11 Sep The Lost Art of Listening
Did you know there really is a difference between hearing and listening? Hearing is the ability for your ears to perceive sound. On the other hand, listening has to do with your level of engagement within the context of a conversation. It is about your ability to translate physical hearing into understanding.
While most leaders can physically hear, many have not intentionally developed the skill or the art of listening. As leaders, our ability to listen effectively is a critical component to leading others well. This is also challenged by the fact that we lead in a fast-paced society with an ever decreasing attention span.
In the book Coaching 101: Discover the Power of Coaching by Robert E. Logan & Sherilyn Carlton, the authors list what they describe as the 5 Cardinal Rules of Listening which are practical tools that can help us continue to develop the skill of listening.
- FOCUS: Give undivided attention to the person who is talking, without allowing your mind to drift off toward what you’d like to say next or to concerns in your own life.
- SUMMARIZE: Summarizing is mirroring back what people are saying. At appropriate stopping points, reflect back what you hear the person saying, without interpreting, evaluating, or projecting feelings onto the person’s statements.
- INVITE: When a person talks a bit about a topic and then stops, ask for more. We often edit ourselves as we speak because we’re used to short attention spans in our listeners.
- UNPACK: Exhaust the speaker’s resources before sharing anything yourself. Train yourself to think of their ideas as more valuable than your own.
- CLARIFY: Check your assumptions by asking, “Here’s what I’m hearing you say so far . . . Is that accurate?”

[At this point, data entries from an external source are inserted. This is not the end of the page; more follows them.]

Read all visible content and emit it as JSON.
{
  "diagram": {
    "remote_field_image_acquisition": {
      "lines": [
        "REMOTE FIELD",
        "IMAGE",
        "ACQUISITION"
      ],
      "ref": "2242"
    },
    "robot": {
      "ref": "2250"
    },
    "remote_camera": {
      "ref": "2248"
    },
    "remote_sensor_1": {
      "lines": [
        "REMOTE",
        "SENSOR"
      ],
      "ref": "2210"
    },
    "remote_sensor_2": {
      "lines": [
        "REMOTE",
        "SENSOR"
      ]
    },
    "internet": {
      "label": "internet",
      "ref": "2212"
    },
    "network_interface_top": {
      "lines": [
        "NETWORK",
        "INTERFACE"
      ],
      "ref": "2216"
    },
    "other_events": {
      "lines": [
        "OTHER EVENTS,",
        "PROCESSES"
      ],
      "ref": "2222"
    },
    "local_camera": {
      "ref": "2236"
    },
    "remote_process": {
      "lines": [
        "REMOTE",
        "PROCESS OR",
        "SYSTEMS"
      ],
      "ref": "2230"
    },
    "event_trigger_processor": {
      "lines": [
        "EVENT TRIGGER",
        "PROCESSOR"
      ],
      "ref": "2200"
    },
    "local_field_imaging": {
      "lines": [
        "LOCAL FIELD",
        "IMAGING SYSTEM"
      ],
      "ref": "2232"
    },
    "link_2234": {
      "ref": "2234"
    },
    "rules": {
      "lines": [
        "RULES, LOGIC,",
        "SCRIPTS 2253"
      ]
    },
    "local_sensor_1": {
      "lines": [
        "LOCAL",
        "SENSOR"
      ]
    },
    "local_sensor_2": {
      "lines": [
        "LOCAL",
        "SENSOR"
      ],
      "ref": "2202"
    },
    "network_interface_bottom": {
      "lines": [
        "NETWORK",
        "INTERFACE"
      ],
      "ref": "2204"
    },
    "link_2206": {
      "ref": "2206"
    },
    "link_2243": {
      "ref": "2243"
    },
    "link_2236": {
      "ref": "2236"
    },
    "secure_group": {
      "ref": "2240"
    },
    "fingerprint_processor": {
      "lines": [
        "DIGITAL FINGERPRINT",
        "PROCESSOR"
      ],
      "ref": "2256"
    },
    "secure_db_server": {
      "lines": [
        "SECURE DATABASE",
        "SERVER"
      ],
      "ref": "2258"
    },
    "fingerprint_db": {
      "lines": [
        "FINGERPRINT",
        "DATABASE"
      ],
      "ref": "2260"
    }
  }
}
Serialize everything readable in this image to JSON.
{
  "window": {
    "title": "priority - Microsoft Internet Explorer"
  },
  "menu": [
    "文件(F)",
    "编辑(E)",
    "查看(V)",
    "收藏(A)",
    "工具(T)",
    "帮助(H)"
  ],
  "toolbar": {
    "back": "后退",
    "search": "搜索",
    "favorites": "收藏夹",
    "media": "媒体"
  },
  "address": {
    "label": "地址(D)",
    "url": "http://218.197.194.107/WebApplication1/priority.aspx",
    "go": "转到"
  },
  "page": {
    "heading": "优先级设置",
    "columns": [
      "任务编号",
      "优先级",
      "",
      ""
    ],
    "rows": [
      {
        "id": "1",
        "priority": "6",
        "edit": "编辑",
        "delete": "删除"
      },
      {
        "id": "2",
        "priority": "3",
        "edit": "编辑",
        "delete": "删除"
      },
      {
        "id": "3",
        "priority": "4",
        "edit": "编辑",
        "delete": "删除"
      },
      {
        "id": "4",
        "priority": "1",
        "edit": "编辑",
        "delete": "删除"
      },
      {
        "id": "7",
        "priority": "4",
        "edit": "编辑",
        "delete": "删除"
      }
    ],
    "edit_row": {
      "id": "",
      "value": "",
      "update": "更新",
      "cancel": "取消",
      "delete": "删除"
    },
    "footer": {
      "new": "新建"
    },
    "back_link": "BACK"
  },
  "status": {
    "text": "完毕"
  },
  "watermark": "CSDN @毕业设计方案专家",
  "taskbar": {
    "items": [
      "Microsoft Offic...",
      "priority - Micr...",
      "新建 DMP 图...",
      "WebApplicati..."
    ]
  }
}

With practice and intentionality, we can revive the lost art of listening and discover the benefits of honing this skill.